Similarly, like other subcommittees, Leg Branch still solicits Member requests for funding priorities and administrative language. But these requests rarely contain vital Member needs and produce few opportunities for favors. And despite having the power of the purse over Hill operations, Leg Branch has little direct control over day-to-day Member services. The chair can certainly be helpful if a Member needs some quick action from the Architect of the Capitol or is experiencing a problem with the Sergeant-At-Arms, but the big-ticket Member service issues—like parking—are handled at the Committee on House Administration, where the chair is known as the “Mayor of Capitol Hill.”
These three features of Leg Branch—the small size of the bill, the lack of constituent interest, and the inability to use the chair as a horse-trading power base—make it largely unappealing as a committee assignment. One structural consequence of this is that Leg Branch is less likely than other subcommittees to develop Members with deep, long-term institutional knowledge of the policy area, and rarely does Leg Branch have a chair with significant experience running an appropriations subcommittee. More often, Leg Branch is last priority for its Members, as they have other subcommittee assignments to better allocate their time and personal staff resources.
Likewise, the Leg Branch chair is almost always a first-time appropriations subcommittee chair who is looking to move up as soon as possible to a different subcommittee. It’s the one subcommittee where the running of the subcommittee may not be the first priority of the chair. Usually, the chair rises to the occasion and conducts the business of the subcommittee with distinction, if only to signal that they are capable of managing bigger bills in the future. But, in essence, everyone has one foot out the door at Leg Branch. This makes staffing at Leg Branch—and staff continuity—particularly important.
The consequences for Congress as a whole are familiar ones. The incentives for individual Members do not align-well with the vigorous care and upkeep of the institution. Leg Branch is emblematic of this collective action problem. Absent Members who either find personal satisfaction doing Leg Branch work or altruistically pass up more conventionally valuable appropriations assignments, the subcommittee will not be stocked with experienced, powerful Members who prioritize its business. To the degree that this impedes the development of sound policy, it bodes poorly for Congress as an institution.
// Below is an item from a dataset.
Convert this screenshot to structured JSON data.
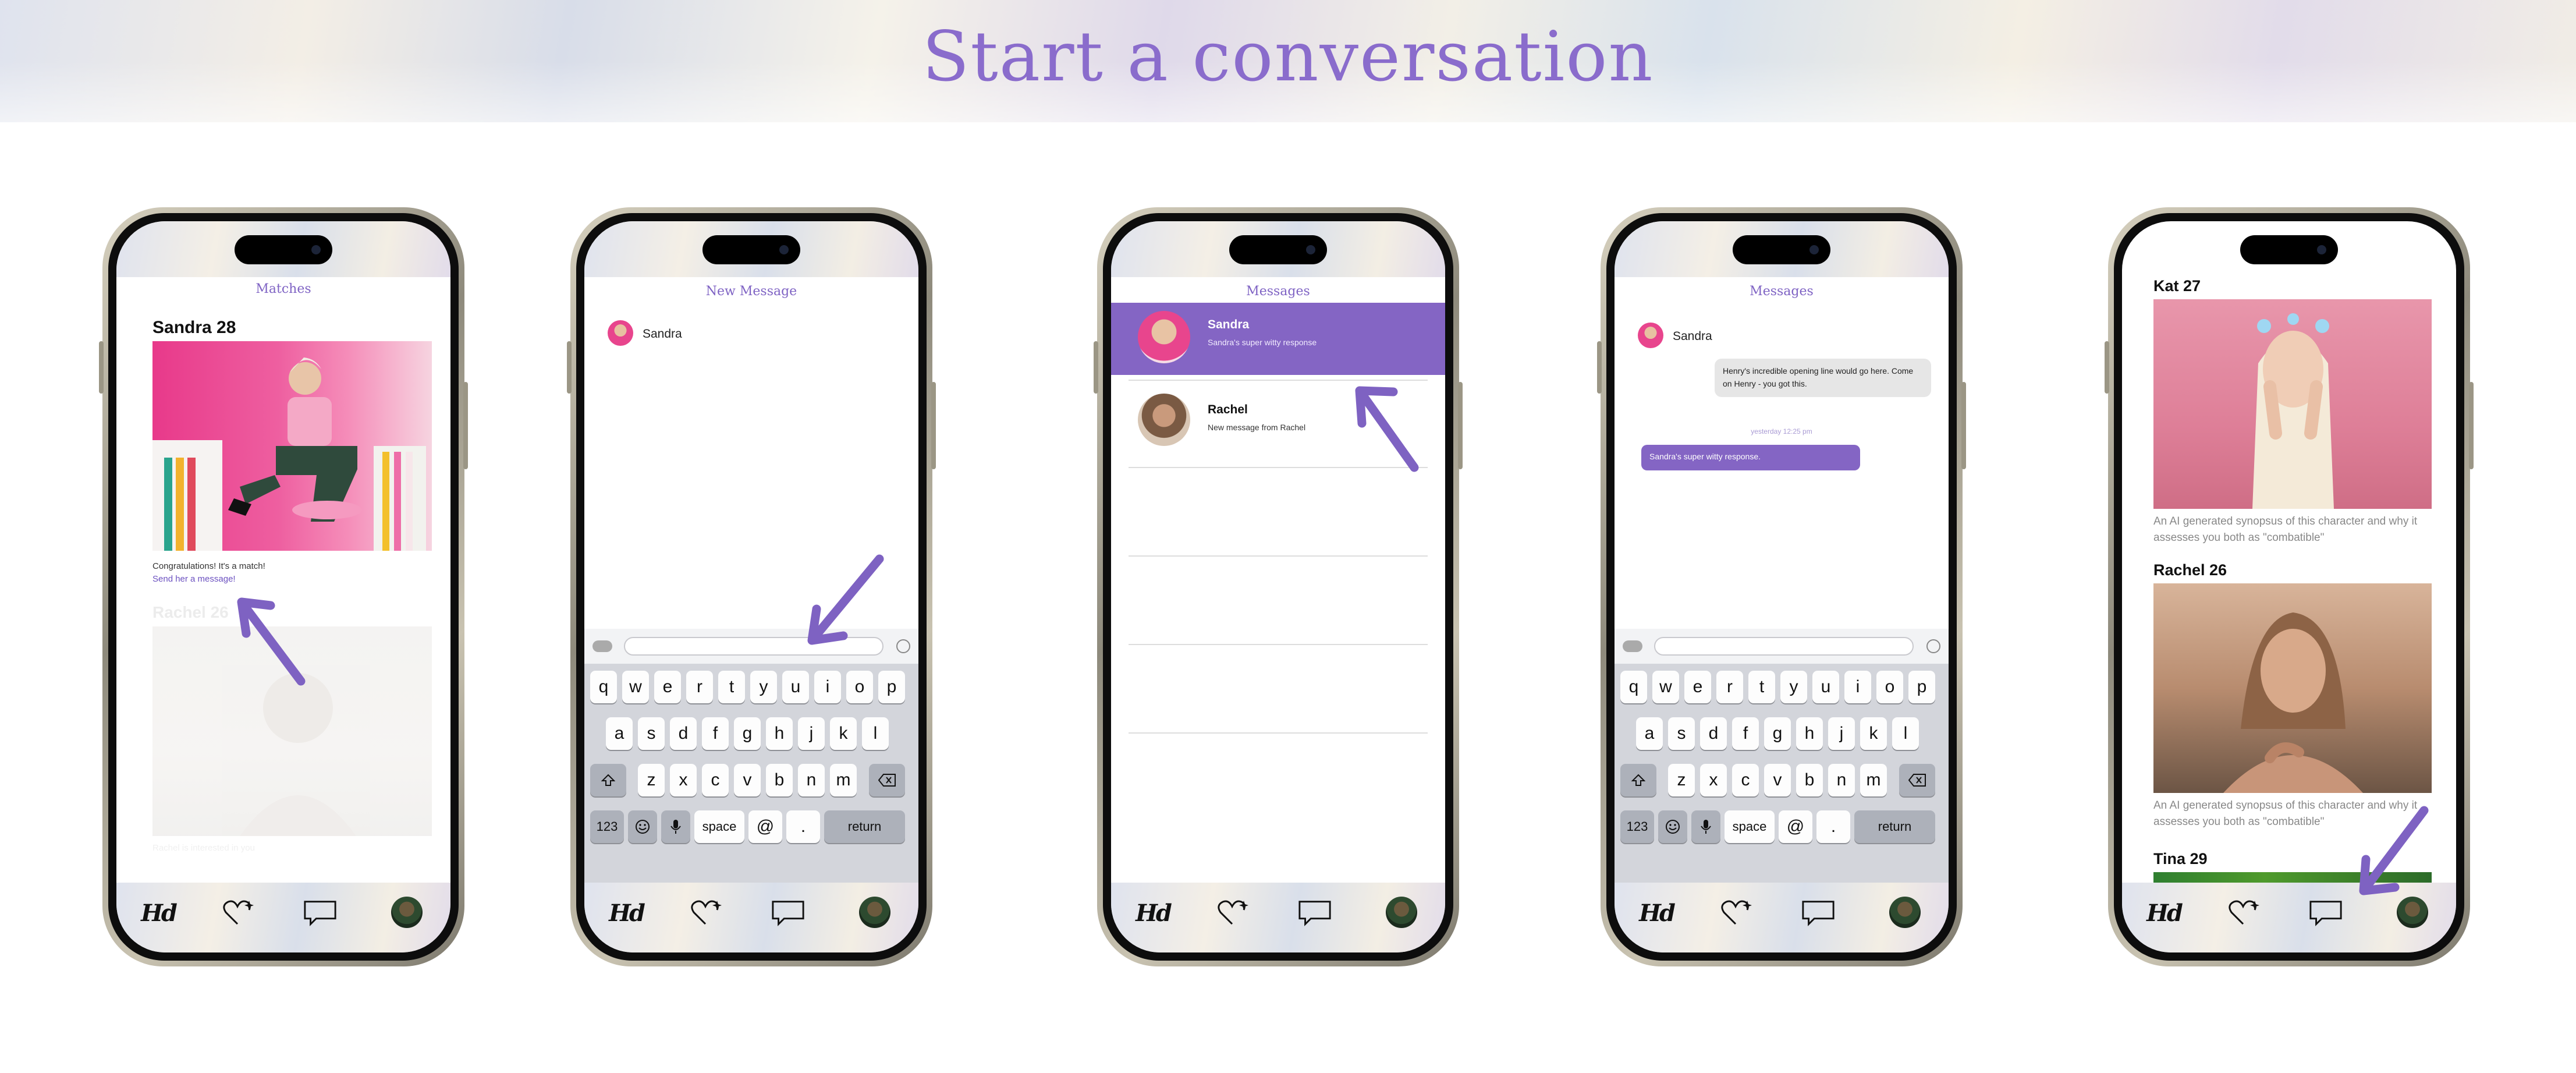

Matt Glassman is a Senior Fellow at the Government Affairs Institute. Formerly, he covered Legislative Branch Operations and Appropriations for the Congressional Research Service, and was detailed to the Legislative Branch Subcommittee during the 111th Congress. You can find him on Twitter @MattGlassman312.